Skip to main content


Obituary: Assem Abdel-Mohsen

Assem Abdel-Mohsen, the father of Reuters Arabic service in its current base in Egypt, died on Sunday after an illness. He was 81.

As a fresh history graduate from Cairo University, Abdel-Mohsen took it upon himself to learn professional English to turn his passion for journalism into a reality with an international news organisation. His effort paid off when he joined Reuters in 1961.

As a correspondent, he helped cover Egypt in the socialist era of Gamal Abdel Nasser in the 1960s and under Anwar Sadat, who changed the country’s orientation to the West, in the 1970s. He covered Egypt’s wars with Israel as well as Sadat’s historic visit to Jerusalem in 1977.

In the late 1970s, the Arabic service, then based in Beirut under Elias Nawas, was suffering from the ups and downs of the Lebanese civil war (1975-1990). When Reuters decided to start a small operation in Cairo to take off some of the burden on Beirut staff, Abdel-Mohsen was the best candidate to do the job.

In 1980, he started with a three-member team of sub-editors who produced translated news from a small room in the Cairo office using the then standard telex technology. As the situation in Lebanon deteriorated and Beirut staff found it increasingly impossible to travel between East and West Beirut, where the Lebanon office was based, Nawas delegated more work to Abdel-Mohsen and his team.

The Cairo translation and editing operation grew in tandem with the demise of its Lebanon counterpart and in the mid-1980s, Abdel-Mohsen was appointed editor of the service that was by then completely produced in Cairo. Under him, the service became one of the main sources of international and regional news for the Arab world where impartial coverage was a rarity. He was also part of the Reuters team that covered the Madrid peace conference to bring Israelis and Palestinians together in 1991.

“Like many colleagues, I have been fortunate to have worked with Ustaz Assem (as we all called him) for five years when he was Editor of the Arabic service. Assem was a legend: incisive, sharp, authoritative, eloquent, wise and a bank of knowledge,” Middle East editor Samia Nakhoul said.

“To him his team were like his family. He was protective, supportive and yet strict and demanding. He had a dry sense of humour and made every newcomer into the newsroom feel at home,” Samia added.

After leaving the service in 1993, Abdel-Mohsen covered the Yemen unification war and became a roving Reuters correspondent in the Middle East. He retired in 1996. But after a few years trying to satisfy a passion for farming in his birthplace village in the Nile Delta, the late Magdy Abdel-Aziz, then editor of the service, persuaded him to come back to journalism. He spent another decade as a consultant, helping mentor young talents joining an expanded service.

Nadia el-Gowely, current editor of the service, said: “Ustaz Assem has passed on his passion for journalism, his high standards for the profession and above all his moral compass to scores of journalists in Egypt and the Arab world. His stamina for work was impressive and contagious.
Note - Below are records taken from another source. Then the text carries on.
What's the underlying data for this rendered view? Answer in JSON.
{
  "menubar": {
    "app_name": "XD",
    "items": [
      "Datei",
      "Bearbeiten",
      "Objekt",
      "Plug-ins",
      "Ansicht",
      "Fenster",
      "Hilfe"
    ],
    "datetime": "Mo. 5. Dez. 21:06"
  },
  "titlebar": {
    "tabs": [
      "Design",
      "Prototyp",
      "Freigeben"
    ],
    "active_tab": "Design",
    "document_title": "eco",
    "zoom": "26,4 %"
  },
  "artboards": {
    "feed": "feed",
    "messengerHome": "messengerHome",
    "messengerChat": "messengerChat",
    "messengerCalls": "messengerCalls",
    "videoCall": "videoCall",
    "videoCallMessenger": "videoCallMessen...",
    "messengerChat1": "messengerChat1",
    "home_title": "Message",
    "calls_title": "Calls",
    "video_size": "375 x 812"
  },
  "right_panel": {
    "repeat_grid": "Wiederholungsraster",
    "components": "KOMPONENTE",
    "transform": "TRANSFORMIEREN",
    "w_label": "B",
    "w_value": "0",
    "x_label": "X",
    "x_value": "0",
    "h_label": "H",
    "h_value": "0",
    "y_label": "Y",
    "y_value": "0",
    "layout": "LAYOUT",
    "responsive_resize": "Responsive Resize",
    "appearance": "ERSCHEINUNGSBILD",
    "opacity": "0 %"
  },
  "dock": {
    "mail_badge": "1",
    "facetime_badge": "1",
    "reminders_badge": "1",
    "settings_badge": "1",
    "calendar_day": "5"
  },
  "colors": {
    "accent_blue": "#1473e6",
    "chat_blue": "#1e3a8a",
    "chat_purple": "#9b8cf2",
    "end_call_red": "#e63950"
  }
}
“He was a firm yet compassionate leader who would bring out the best in his people and help them discover and achieve their full potential. For those who had the privilege of working with him, Ustaz Assem will always be a legend.”

In 2004, he ran a series of training courses for Iraqi journalists in a Reuters Foundation project that created Aswat al-Iraq, Iraq’s first independent news agency, teaching them the skills, standards and ethics required. He became its first editor in the tough years of civil strife, coaching dozens of Iraqi reporters who had grown up under the rule of Saddam Hussein where the state controlled the media.

“This was a risky operation and I slept much easier knowing that Assem and his team of editors would never allow any story to be published that did not meet the high standards that he had always practised at Reuters. He became a mentor and friend to so many of these young Iraqis and spent enormous amounts of time communicating with them throughout the worst times in Iraq”, said Jo Weir, former director of TrustMedia, Thomson Reuters Foundation. 

“He will be sadly missed by them and by everyone at Thomson Reuters Foundation who worked with him,” she said. ■